As you have already seen, the physical configuration of USB 2.0 and USB 3.0 is identical, but the latest version has five additional pins.
For USB 2.0 to operate properly, the four required pins are VBUS, D-, D+, and GND. But USB 3.0 requires five extra pins to function properly. Four pins for the SuperSpeed differential pair, which includes pair of transmitter pins as well as the receiver pins, and the remaining pin is used to ground the returned signal and helps the host in maintaining the reliability of signal.
The picture attached above will help you in better understanding the distribution of pins in USB 3.0.
We all are aware about the fact that every version of the USB has its own limitation for the maximum cable length so that it operates at an optimal level.
The standard cabling data provided for the USB 2.0 states that the maximum length should not be more than 5.0 metres (equals to 16.5 feet).
On the other hand, for the USB 3.0, there is not any standard cable size defined on the data sheet. However, the data states that the USB 3.0 cable should meet the specifications of copper cabling with AWG 26 wires. And these wires have a maximum recommended length of 3 metres (equals to 9.8 feet).
Limitations and Issues

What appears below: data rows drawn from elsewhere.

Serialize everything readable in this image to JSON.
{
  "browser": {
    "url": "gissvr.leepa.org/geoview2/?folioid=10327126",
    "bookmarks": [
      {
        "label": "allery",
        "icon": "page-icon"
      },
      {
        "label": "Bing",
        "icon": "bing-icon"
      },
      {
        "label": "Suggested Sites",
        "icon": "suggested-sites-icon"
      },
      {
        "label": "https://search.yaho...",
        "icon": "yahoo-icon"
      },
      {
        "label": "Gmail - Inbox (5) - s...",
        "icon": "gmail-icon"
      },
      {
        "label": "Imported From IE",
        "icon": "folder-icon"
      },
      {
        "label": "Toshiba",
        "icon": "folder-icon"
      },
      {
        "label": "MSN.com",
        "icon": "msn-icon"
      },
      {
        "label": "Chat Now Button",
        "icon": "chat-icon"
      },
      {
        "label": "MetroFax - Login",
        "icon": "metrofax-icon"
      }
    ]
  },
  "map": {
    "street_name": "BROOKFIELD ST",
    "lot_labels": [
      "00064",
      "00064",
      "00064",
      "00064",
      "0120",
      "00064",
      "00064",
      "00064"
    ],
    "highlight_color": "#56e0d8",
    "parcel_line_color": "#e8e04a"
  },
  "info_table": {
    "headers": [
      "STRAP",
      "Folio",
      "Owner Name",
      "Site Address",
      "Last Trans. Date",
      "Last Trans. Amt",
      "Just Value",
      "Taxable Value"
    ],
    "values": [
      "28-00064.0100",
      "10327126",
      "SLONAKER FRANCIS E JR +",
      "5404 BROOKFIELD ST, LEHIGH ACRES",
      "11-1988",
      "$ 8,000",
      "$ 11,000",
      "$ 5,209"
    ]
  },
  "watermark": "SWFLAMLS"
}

There are several issues and limitations in both versions of USB. Some were fixed after the release of USB 3.0, but still there are some issues, which were left either unfixed or arisen because of the instability with USB 3.0. Below we have outlined some of those issues.
USB Storage Speed Issues – Both versions, USB 2.0 vs 3.0, has some sort of problems that affected the overall speed of the USB based storage devices. This issue with the fluctuations in the transfer speeds become apparent when several tests concluded that the protocol drivers of the USB Mass Storage Bulk-Only Transfer (UMS BOT) are usually slower as compared to the USB Attached SCSI Protocol (UASP) drivers.
Interference with Wireless Signals – It has been reported that the USB 3.0 cables and the devices might possibly interfere with the signals of the wireless devices being operated in the 2.4 GHz ISM band. This interference may cause a drop in the wireless signals being transmitted by Wi-Fi and Bluetooth or you may sometimes experience a complete loss of response with the wireless device.